Triton can reportedly allow hackers to dismantle safety systems that can lead to the breakdown of machinery or even cause explosions. Quoting three anonymous sources, Cyberscoop reported that the malware’s framework was inadvertently posted to VirusTotal inadvertently by Schneider Electric. The malware has reportedly been publicly available since 22 December and could even have been downloaded by anyone.

How does such dangerous malware accidentally leak online? Someone was either extremely careless, or there was nothing accidental about this at all.

Successful attacks against critical infrastructure operators may very well prove devastating in the event of an actual global military conflict. Malware like Triton and others are not just used for gaining access to systems, but are military-grade tools developed by nation states.

Wired reports on how state sponsored Iranian hackers are laser focused on attacking critical infrastructure companies:

In fact, a new network reconnaissance group, dubbed Advanced Persistent Threat 34, has spent the last few years burrowing deep into critical infrastructure companies.

Given how aggressively Iran has pursued infrastructure hacking, previously targeting the financial sector and even a dam in upstate New York, the new findings serve as a warning, and highlight the evolving nature of the threat.

FireEye researchers tracked 34 of the group’s attacks on institutions in seven Middle Eastern countries between 2015 and mid-2017, but says APT 34 has been operational since at least 2014. The group appears to target financial, energy, telecommunications, and chemical companies, and FireEye says it has moderate confidence that its hackers are Iranians. They log into VPNs from Iranian IP addresses, adhere to normal Iranian business hours, their work has occasionally leaked Iranian addresses and phone numbers, and their efforts align with Iranian interests. Namely, targeting the country’s adversaries.
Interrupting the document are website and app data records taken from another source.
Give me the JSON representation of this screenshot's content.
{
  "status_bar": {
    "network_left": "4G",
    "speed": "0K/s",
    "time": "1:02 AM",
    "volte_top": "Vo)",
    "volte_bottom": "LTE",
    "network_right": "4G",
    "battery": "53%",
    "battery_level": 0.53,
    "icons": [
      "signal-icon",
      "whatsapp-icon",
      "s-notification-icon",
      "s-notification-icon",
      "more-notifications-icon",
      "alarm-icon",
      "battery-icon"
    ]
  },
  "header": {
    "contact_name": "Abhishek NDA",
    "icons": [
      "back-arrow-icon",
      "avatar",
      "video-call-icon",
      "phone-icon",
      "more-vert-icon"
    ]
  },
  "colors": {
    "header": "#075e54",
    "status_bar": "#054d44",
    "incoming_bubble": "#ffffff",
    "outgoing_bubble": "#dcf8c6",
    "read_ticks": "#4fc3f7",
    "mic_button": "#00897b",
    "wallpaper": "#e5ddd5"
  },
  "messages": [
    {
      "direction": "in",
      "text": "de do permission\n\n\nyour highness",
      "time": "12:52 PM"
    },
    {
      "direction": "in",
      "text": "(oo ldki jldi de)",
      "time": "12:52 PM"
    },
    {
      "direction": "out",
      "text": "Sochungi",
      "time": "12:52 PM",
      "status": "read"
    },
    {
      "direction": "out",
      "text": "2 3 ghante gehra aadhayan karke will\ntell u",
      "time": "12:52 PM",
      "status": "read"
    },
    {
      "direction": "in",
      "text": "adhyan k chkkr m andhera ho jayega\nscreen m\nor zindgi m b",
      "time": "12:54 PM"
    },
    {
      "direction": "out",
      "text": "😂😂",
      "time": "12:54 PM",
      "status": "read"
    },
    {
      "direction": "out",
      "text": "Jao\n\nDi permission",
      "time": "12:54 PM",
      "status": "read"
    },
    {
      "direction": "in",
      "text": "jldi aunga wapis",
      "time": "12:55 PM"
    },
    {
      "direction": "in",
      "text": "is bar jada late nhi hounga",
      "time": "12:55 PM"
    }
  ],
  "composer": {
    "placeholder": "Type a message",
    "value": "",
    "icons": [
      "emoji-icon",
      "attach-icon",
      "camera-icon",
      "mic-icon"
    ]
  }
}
There isn’t definitive evidence of a direct link between APT 34 and APT 33, an Iranian hacking group and malware distributor FireEye published findings on in September. But researchers have seen APT 34 operating concurrently inside many of the same target networks as other Iranian hackers.

The Middle East is seemingly always involved in one conflict or another. It should come as no surprise to see Iran leveraging cyber attacks to their benefit. Implementing strong defense should be a major priority for any business within the region, but especially more so for critical infrastructure companies. They have a lot to lose, and an attack could cause major devestation in the affected country.

DARPA believes it can protect critical infrastructure from cyber attacks using a brand new tool it has developed:

Hackers have been breaking through a lot of government agency’s defenses these past years, and DARPA thinks it’s high time to do something about it. Pentagon’s mad science division has launched a new program called Rapid Attack Detection, Isolation and Characterization (RADICS), which aims to develop innovative technologies that can quickly detect and respond to cyber attacks. Not just any cyber attacks, though: RADICS was specifically created to deflect security threats on critical infrastructures in the US, especially those that are vital to the Department of Defense’s missions. The agency likely wants to make sure the government can quickly detect and fight off terrorists and/or hackers trying to switch off the country’s electricity or transportation systems.